    I am trying to replace the joints in rear drive shaft.

    I have heated up the yoke and melted the nylon tab retainers out, after it cooled, placed in vise with sockets- applied much pressure etc. tapped on yoke ends etc.

    doesn't budge - I give up.

    Think I will take the shaft to a shop and let them fix it.


    My thoughts(maybe expsensive ones)-

    Can I put the elc.-pushbutton shift front axle in full time lockup and drive on front shaft only with rear shaft removed?

    will this leak any fluid out rear output shaft?

    cause any exception stress (scew it up) on the front drive line?

    thought maybe I could drive back and forth to work next week while rear shaft is in the shop.

    I know I can do this on a 20-30 year old 4x4 but wasn't sure about the new stuff.

    has any one done this on this model truck/transmision?
     
  2. snowjoker

    snowjoker Senior Member
    Messages: 283

    Is there a metal lock ring in the inner part of the u-joint? or outer part? If not it should come out just like the older ones.I take a socket the size of the u-jont and hammer on it to get it out.Or take the torch and cut it out carefully or heat it up good then hammer it out ;)
     
    Last edited: Jul 26, 2003
  3. John DiMartino

    John DiMartino PlowSite.com Veteran
    Messages: 2,154

    heat it up til it melts,then tap the cups out while its still hot/molten,they should pop right out.
     
  4. wyldman

    wyldman Member
    Messages: 3,265

    John's got it,press them out while they are hot.

    You can also heat them a little longer until all the injected fiberglass is expelled,so they come out a little easier.

    The vise will work OK,but if you want to do it right,then borrow,rent or buy one of these.It will save damage to the shaft.If you bend the ears in when trying to press it out,you'll have a heck of a time getting the inner snap rings in place,and the joint will be to tight.See pic below.

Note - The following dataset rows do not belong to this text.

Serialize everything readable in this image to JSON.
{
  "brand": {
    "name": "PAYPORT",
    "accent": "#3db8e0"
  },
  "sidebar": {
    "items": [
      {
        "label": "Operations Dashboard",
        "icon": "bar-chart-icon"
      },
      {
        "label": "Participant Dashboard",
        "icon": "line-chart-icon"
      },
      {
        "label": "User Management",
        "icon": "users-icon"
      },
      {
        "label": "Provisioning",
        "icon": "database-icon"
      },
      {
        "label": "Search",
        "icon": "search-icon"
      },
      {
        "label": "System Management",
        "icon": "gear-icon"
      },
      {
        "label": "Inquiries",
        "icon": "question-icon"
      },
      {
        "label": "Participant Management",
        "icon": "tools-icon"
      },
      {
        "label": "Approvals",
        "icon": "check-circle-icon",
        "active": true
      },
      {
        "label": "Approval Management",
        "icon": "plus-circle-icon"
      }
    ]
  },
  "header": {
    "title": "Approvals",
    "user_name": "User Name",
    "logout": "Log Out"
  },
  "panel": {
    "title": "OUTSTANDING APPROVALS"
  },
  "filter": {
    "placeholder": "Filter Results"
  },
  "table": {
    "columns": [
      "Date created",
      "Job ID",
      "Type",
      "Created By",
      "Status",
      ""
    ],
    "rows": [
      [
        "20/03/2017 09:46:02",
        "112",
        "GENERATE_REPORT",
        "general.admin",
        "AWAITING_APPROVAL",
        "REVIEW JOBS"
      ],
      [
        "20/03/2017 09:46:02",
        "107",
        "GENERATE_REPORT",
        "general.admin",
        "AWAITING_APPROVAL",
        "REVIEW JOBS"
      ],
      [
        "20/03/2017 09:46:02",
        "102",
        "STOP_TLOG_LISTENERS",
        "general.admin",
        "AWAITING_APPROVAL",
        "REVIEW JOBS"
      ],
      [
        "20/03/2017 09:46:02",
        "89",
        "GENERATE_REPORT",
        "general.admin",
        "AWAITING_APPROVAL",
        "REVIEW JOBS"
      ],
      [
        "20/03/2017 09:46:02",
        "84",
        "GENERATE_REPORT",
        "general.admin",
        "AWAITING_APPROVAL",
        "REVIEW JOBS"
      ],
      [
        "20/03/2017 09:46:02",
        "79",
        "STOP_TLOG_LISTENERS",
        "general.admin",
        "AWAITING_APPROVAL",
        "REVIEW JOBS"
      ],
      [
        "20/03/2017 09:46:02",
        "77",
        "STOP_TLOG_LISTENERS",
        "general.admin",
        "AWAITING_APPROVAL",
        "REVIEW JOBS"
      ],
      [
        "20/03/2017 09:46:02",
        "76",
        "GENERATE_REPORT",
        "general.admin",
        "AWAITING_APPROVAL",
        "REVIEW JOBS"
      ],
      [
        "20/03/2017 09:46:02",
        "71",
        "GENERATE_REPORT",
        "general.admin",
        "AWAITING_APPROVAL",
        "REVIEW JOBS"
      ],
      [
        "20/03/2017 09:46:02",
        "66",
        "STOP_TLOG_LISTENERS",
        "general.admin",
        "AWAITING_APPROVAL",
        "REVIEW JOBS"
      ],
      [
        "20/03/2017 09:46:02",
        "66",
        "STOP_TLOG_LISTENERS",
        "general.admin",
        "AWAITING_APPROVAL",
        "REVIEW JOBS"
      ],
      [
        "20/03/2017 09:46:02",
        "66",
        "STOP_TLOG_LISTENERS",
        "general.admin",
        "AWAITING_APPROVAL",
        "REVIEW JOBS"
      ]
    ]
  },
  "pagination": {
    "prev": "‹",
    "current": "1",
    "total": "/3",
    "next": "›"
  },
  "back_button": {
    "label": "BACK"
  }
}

    ball joint press.jpg
     
  5. wyldman

    wyldman Member
    Messages: 3,265

    Forgot to answer the rest of your question.

    Yes,if you put it in 4WD,you can drive it.

    Yes it will leak some fluid out the rear seal.You'll need an old slip yoke to slide into the transfer case to plug it up.

    Yes,you can damage it,but only due to losing the transfer case fluid out the rear seal,and it running low on oil.You could maybe go a short distance,but I wouldn't want to drive it for a week.
     
  6. HVYMTL

    HVYMTL Junior Member
    from IL.
    Messages: 17

    Thanks for all the advice.

    I gritted teeth and heated things up more than I really wanted to, and cut the #$%^&* out.

    cleaned up, opened new joint up, proceeded to install and knock caps off, drop in dirt, not once but many times, search for tiny rollers in grass, clean up regrease, etc, etc...

    Get all installed, try to finish grease, can't get to zerk, remove drive shaft again, grease, reinstall...

    I fun time was had by all :)

    now I know why I should have bought the "grease though end version"
     
  7. CT18fireman

    CT18fireman Banned
    Messages: 2,133

    I have dropped more then my share of rollers doing joints. Now I make sure to clean a nice spot off on the beanch wipe it down and do all assembly there. To mch time wasted on the ground looking for parts over the years. Take the time to set up a good work area before you began.
     
  8. wyldman

    wyldman Member
    Messages: 3,265

    For greasing those hard to get grease fittings,you need a needle adpater that snaps onto the end of your grease gun.
     
  9. wyldman

    wyldman Member
    Messages: 3,265

    They look like this.

    needle.jpg